MY WIFE AND I tried playing pickleball for the first time on a cold, crisp and somewhat windy fall afternoon on a restriped tennis court on Bainbridge Island.
We lunged unsuccessfully at passing shots, sent serves flying out of bounds and kept whiffing at what should have been easy returns. Arrggh!
We’re both fairly athletic. We ski, bike and hike; I pretend to play golf, but neither of us has spent time playing racket games. Thus, our initial frustration with pickleball.
Then, on a trip to the California desert a while back, we happened upon some pickleball courts at the resort where we were staying and, along with relatives, decided to try it again.
With basic instruction from an oldster on an adjoining court, who took pity on us after hearing us moan and groan, we figured out the game rather quickly and were having a blast in no time.
While neither of us is a pickleball fanatic today, we do understand the game’s appeal. It’s easy to learn — even if you don’t have an athletic bone in your body — and is both fun and challenging for people of all ages.
“It’s one of those sports that if you played tennis, Ping-Pong or squash, you can pick it up in 10 minutes,” says Clay Roberts, an avid player in my hometown of Bainbridge Island, and the man responsible for helping to raise $50,000 to build the Founders Courts.
Bainbridge is the home of pickleball, and the place where three buddies and their families created the game back in the mid-1960s, naming it after one of their family pets.
Roberts and a group of loyal followers want to honor their legacy by completing the new set of courts — finished this past summer — and eventually adding an archway, plaza, kiosks and other tributes to the game’s founding.
On a soggy day last October, 93-year-old Barney McCallum, the last surviving founder (he died less than a month later), sat huddled in a wheelchair as more than 100 people, including Gov. Jay Inslee, showed up to celebrate the groundbreaking for the new courts.

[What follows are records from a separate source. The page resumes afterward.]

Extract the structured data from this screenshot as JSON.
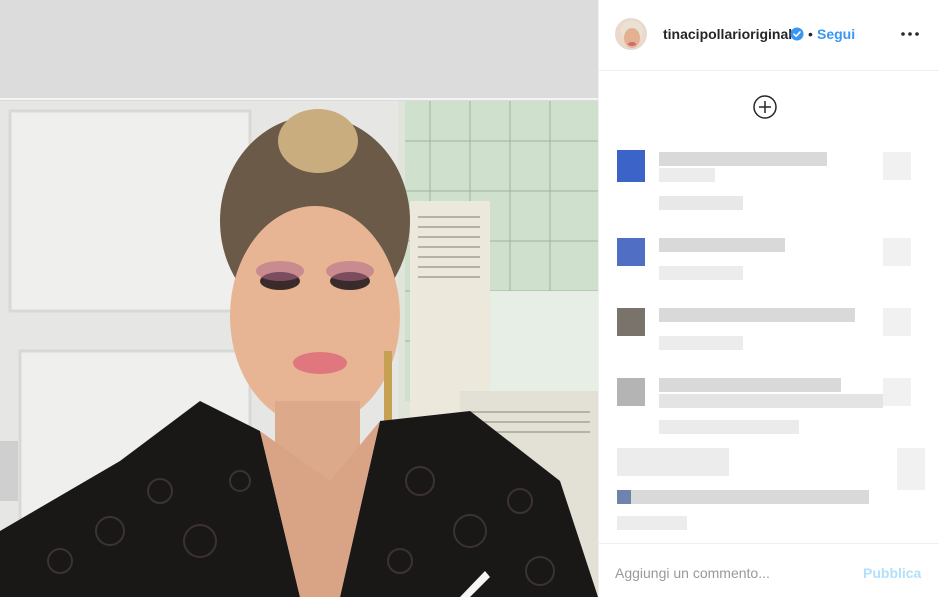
{
  "post": {
    "username": "tinacipollarioriginal",
    "separator": "•",
    "follow_label": "Segui",
    "verified": true,
    "more_icon": "more-options-icon",
    "add_icon": "add-circle-icon"
  },
  "comment_box": {
    "placeholder": "Aggiungi un commento...",
    "publish_label": "Pubblica"
  },
  "colors": {
    "accent": "#3897f0",
    "publish_disabled": "#b2dffc",
    "text": "#262626",
    "placeholder": "#999999",
    "border": "#efefef"
  }
}
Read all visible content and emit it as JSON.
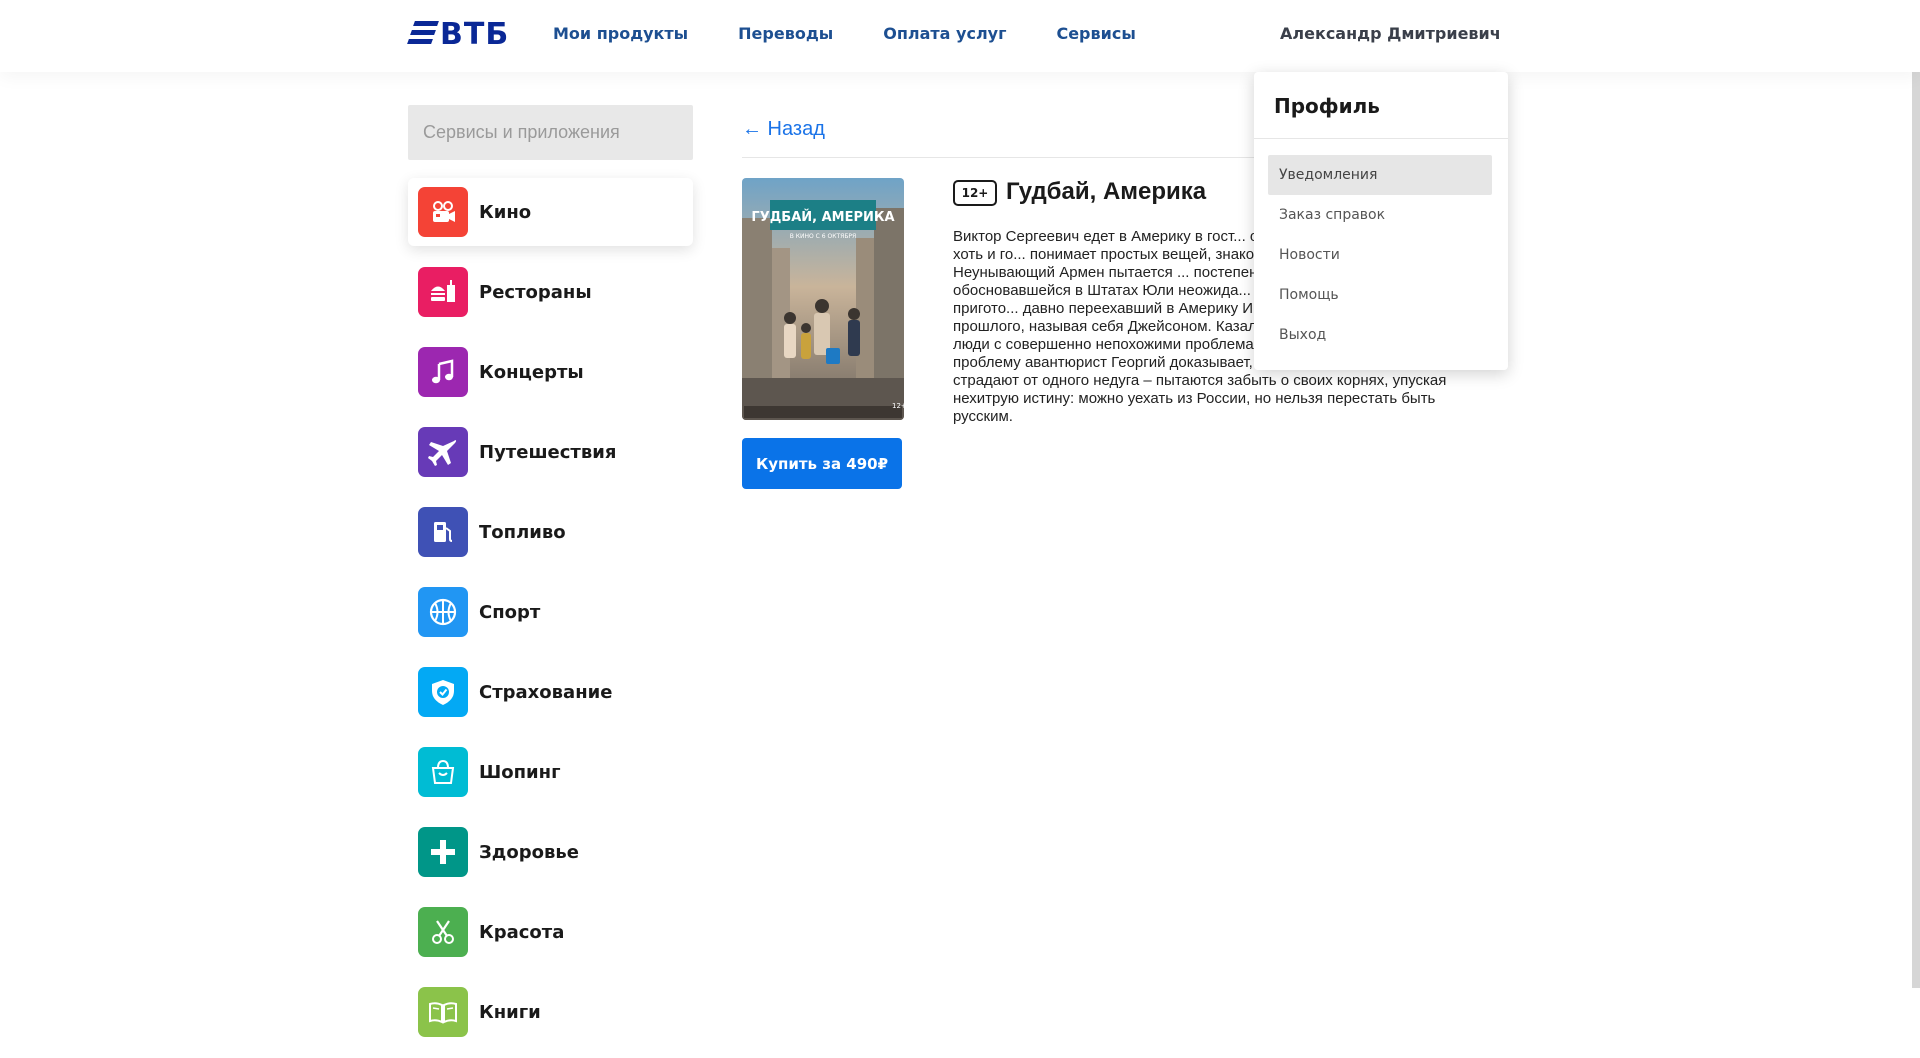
{
  "header": {
    "logo_text": "ВТБ",
    "nav": [
      "Мои продукты",
      "Переводы",
      "Оплата услуг",
      "Сервисы"
    ],
    "user_name": "Александр Дмитриевич"
  },
  "sidebar": {
    "search_placeholder": "Сервисы и приложения",
    "items": [
      {
        "label": "Кино",
        "icon": "camera-icon",
        "color": "#f44336"
      },
      {
        "label": "Рестораны",
        "icon": "burger-icon",
        "color": "#e91e63"
      },
      {
        "label": "Концерты",
        "icon": "music-note-icon",
        "color": "#9c27b0"
      },
      {
        "label": "Путешествия",
        "icon": "airplane-icon",
        "color": "#673ab7"
      },
      {
        "label": "Топливо",
        "icon": "fuel-pump-icon",
        "color": "#3f51b5"
      },
      {
        "label": "Спорт",
        "icon": "basketball-icon",
        "color": "#2196f3"
      },
      {
        "label": "Страхование",
        "icon": "shield-check-icon",
        "color": "#03a9f4"
      },
      {
        "label": "Шопинг",
        "icon": "shopping-bag-icon",
        "color": "#00bcd4"
      },
      {
        "label": "Здоровье",
        "icon": "plus-cross-icon",
        "color": "#009688"
      },
      {
        "label": "Красота",
        "icon": "scissors-icon",
        "color": "#4caf50"
      },
      {
        "label": "Книги",
        "icon": "book-icon",
        "color": "#8bc34a"
      }
    ]
  },
  "content": {
    "back_label": "← Назад",
    "age_rating": "12+",
    "title": "Гудбай, Америка",
    "buy_label": "Купить за 490₽",
    "poster": {
      "title": "ГУДБАЙ, АМЕРИКА",
      "tagline": "В КИНО С 6 ОКТЯБРЯ",
      "age": "12+"
    },
    "description": "Виктор Сергеевич едет в Америку в гост... обнаруживает, что его внук Пол хоть и го... понимает простых вещей, знакомых и по... России. Неунывающий Армен пытается ... постепенно постигая все прелести фикт... обосновавшейся в Штатах Юли неожида... невозможность найти правильно пригото... давно переехавший в Америку Игорь вс... от своего русского прошлого, называя себя Джейсоном. Казалось бы, совершенно разные люди с совершенно непохожими проблемами, но способный решить любую проблему авантюрист Георгий доказывает, что это не так, все герои страдают от одного недуга – пытаются забыть о своих корнях, упуская нехитрую истину: можно уехать из России, но нельзя перестать быть русским."
  },
  "profile_menu": {
    "title": "Профиль",
    "items": [
      "Уведомления",
      "Заказ справок",
      "Новости",
      "Помощь",
      "Выход"
    ]
  }
}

“Bainbridge Islander(s) have enjoyed the game immensely,” McCallum said later, and there’s “a [nice] balance between male and female” players.